## [WHAT TO PRODUCE]
Please copy out all lines of the entries that contain the word "name".
++++++++
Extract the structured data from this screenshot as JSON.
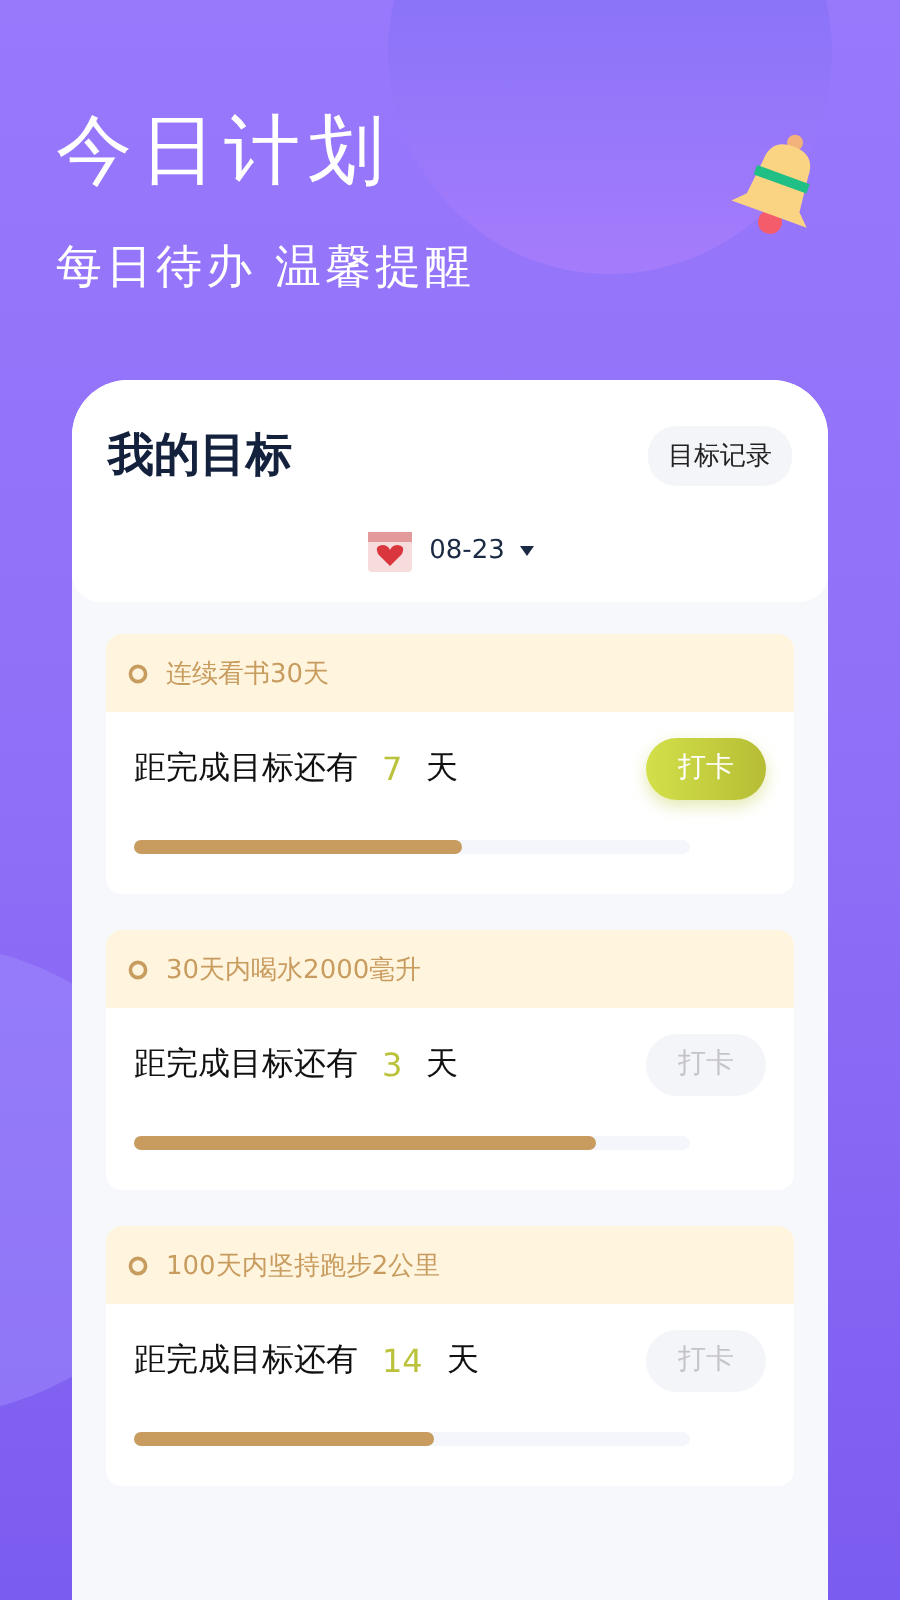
{
  "header": {
    "title": "今日计划",
    "subtitle": "每日待办 温馨提醒"
  },
  "panel": {
    "title": "我的目标",
    "record_button": "目标记录",
    "date": "08-23"
  },
  "goals": [
    {
      "name": "连续看书30天",
      "prefix": "距完成目标还有",
      "days": "7",
      "unit": "天",
      "level": 0.59,
      "button": "打卡",
      "disabled": false
    },
    {
      "name": "30天内喝水2000毫升",
      "prefix": "距完成目标还有",
      "days": "3",
      "unit": "天",
      "level": 0.83,
      "button": "打卡",
      "disabled": true
    },
    {
      "name": "100天内坚持跑步2公里",
      "prefix": "距完成目标还有",
      "days": "14",
      "unit": "天",
      "level": 0.54,
      "button": "打卡",
      "disabled": true
    }
  ]
}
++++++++
## [EXPECTED OUTPUT]
      "name": "连续看书30天",
      "name": "30天内喝水2000毫升",
      "name": "100天内坚持跑步2公里",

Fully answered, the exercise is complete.